I’m just really ready to do this video EEG and see what’s going on finally. If the neurologist’s office hadn’t stepped in to help us, I’m certain we wouldn’t have heard by now. I hear it’s quite common for it to take some time. While I understand there’s some coordination that has to take place, and perhaps expecting a same day answer is unreasonable, the fact that I was supposed to receive the accompanying paperwork via e-mail two days ago leads me to believe that patients are waiting longer than they should have to. I was told it would come the night we made the appointment. It didn’t. Out of concern that it didn’t go through I contacted the hospital again to make sure that wasn’t the case. It hadn’t been sent yet, but would be sent that day. Still didn’t come. Day number 3, we shall see… People don’t have EEGs for fun. They are indicative of a problem. They should be scheduled as quickly as humanly possibly. But, hey, what do I know.
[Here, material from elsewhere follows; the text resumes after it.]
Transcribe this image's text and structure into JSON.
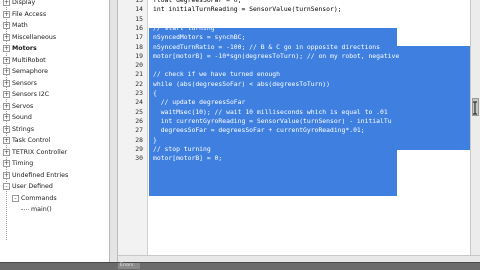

But things always seem brighter in the morning, even at 5 am surprisingly. Connor decided to wake up nice and early. Since Chris had to go into work today, I brought Connor into bed with me where his hijinks continued. He was enjoying some early morning shrieks (for fun, not upset) and kicking the mattress. I was half asleep “talking” to him, repeating his sounds back. And if I dared nod off, he’d manage to seize my blanket and yank it off me (Baby danger! Baby danger! Can’t let him suffocate under my blanket! Man, he knows how to play me). At one point I awoke to him yanking my hair. So much for the 10 inches I cut off. We’ve been reading books all morning, aside from the nap that was required for both of us. He’s also getting pretty good at feeding himself his bottle, although he needs help with the second half because the concept of tipping the bottle hasn’t quite taken hold. We started sippy cup training, which is going great (insert sarcasm). He hates the sippy cup so far. We started with a regular one with a hard plastic mouth piece. That was a resounding “oh hell, nah.” Then we got one that’s flexible like a nipple but shaped like a sippy mouth piece. He did take a few sips before the resounding, “oh hell, nah.”
Progress is progress, right? Perhaps the fact that it’s 4 p.m. and we’re both still in pajamas means I’m not setting the best example for motivation…